What you will do
Could you restate all of the records exactly, leaving out the pictures?

Extracted information
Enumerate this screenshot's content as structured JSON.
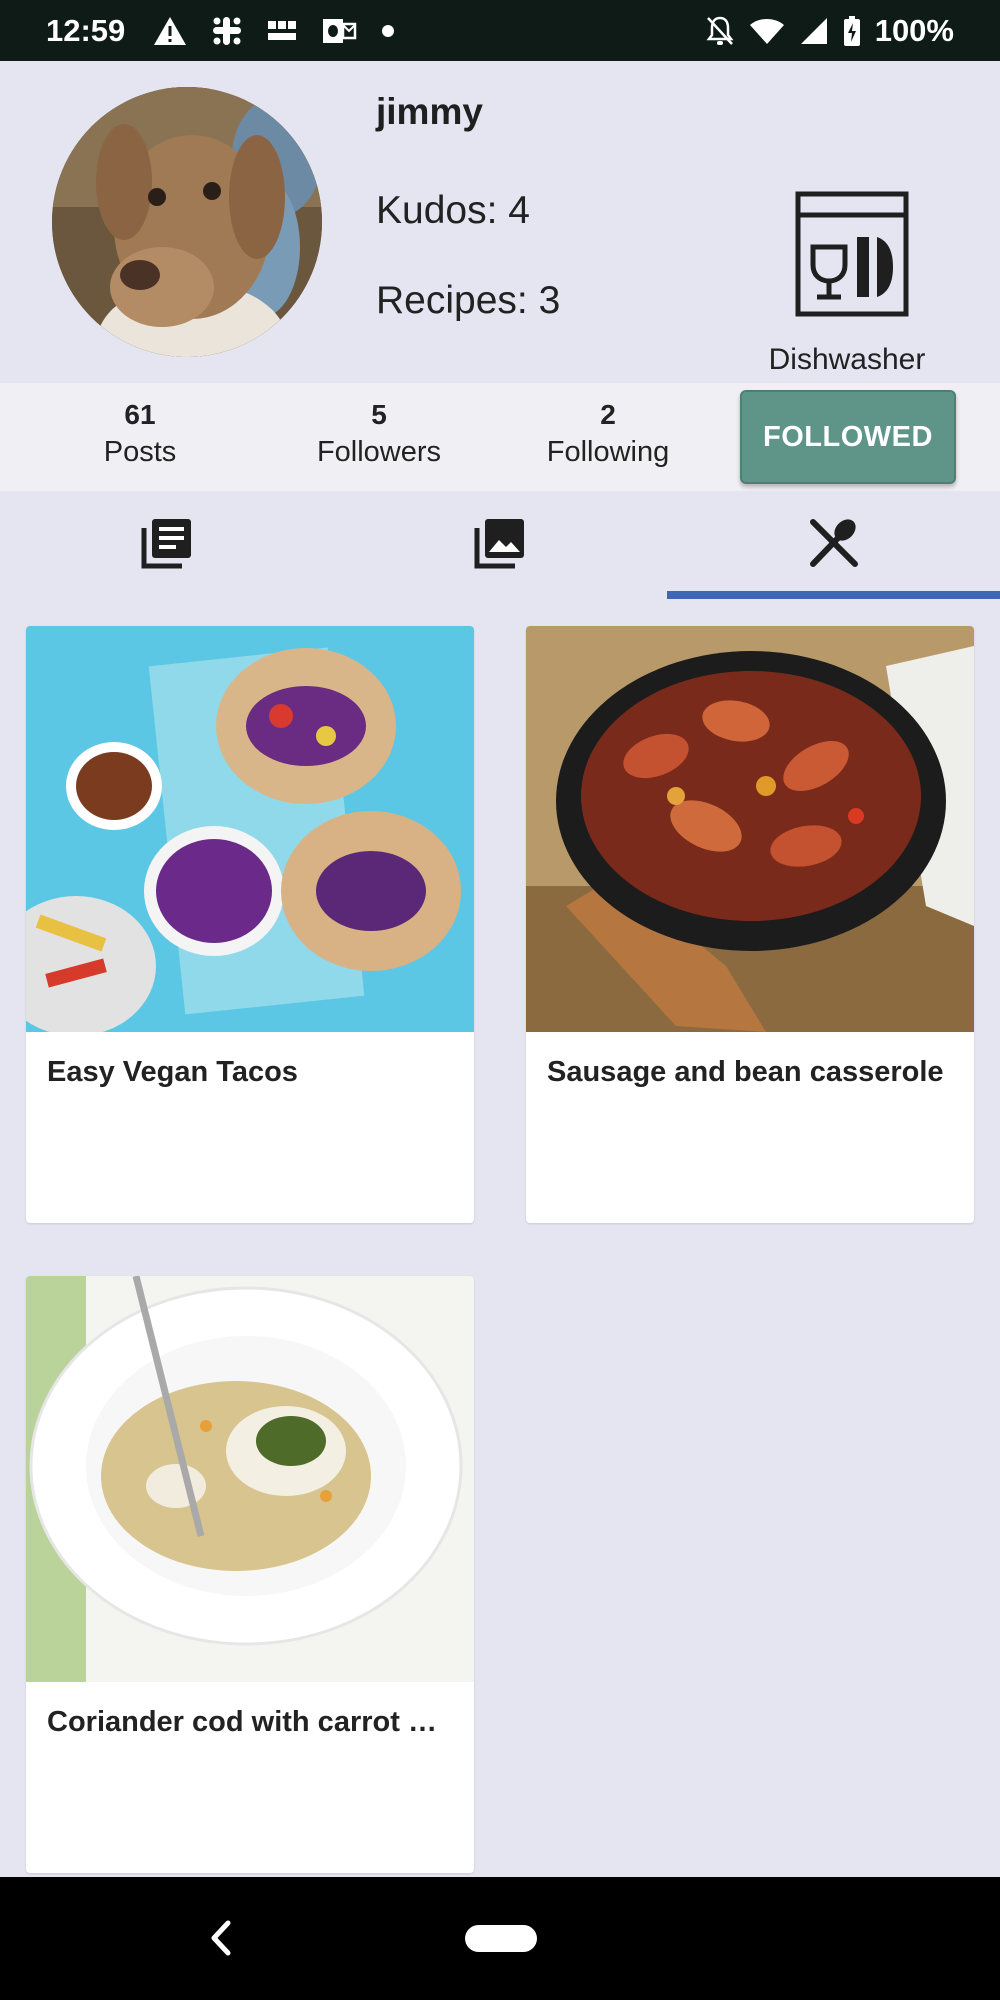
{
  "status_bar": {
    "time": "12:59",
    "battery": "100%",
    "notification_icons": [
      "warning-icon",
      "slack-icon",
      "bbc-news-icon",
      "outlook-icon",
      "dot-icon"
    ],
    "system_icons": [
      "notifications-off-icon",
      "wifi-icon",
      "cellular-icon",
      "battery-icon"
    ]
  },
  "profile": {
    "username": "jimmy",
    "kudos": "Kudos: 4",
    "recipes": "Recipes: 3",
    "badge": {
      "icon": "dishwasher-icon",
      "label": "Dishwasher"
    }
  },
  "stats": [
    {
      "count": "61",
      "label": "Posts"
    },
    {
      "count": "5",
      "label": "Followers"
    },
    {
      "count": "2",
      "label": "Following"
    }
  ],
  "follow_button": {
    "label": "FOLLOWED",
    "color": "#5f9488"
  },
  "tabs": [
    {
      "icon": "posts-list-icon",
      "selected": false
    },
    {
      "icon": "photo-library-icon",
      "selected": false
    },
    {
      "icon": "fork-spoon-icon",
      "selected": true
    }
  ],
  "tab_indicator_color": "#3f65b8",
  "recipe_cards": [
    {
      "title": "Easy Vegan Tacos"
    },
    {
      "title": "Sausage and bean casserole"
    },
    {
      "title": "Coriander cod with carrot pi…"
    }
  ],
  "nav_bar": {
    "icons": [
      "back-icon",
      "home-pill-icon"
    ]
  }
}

Result below
Enumerate this screenshot's content as structured JSON.
{
  "status_bar": {
    "time": "12:59",
    "battery": "100%",
    "notification_icons": [
      "warning-icon",
      "slack-icon",
      "bbc-news-icon",
      "outlook-icon",
      "dot-icon"
    ],
    "system_icons": [
      "notifications-off-icon",
      "wifi-icon",
      "cellular-icon",
      "battery-icon"
    ]
  },
  "profile": {
    "username": "jimmy",
    "kudos": "Kudos: 4",
    "recipes": "Recipes: 3",
    "badge": {
      "icon": "dishwasher-icon",
      "label": "Dishwasher"
    }
  },
  "stats": [
    {
      "count": "61",
      "label": "Posts"
    },
    {
      "count": "5",
      "label": "Followers"
    },
    {
      "count": "2",
      "label": "Following"
    }
  ],
  "follow_button": {
    "label": "FOLLOWED",
    "color": "#5f9488"
  },
  "tabs": [
    {
      "icon": "posts-list-icon",
      "selected": false
    },
    {
      "icon": "photo-library-icon",
      "selected": false
    },
    {
      "icon": "fork-spoon-icon",
      "selected": true
    }
  ],
  "tab_indicator_color": "#3f65b8",
  "recipe_cards": [
    {
      "title": "Easy Vegan Tacos"
    },
    {
      "title": "Sausage and bean casserole"
    },
    {
      "title": "Coriander cod with carrot pi…"
    }
  ],
  "nav_bar": {
    "icons": [
      "back-icon",
      "home-pill-icon"
    ]
  }
}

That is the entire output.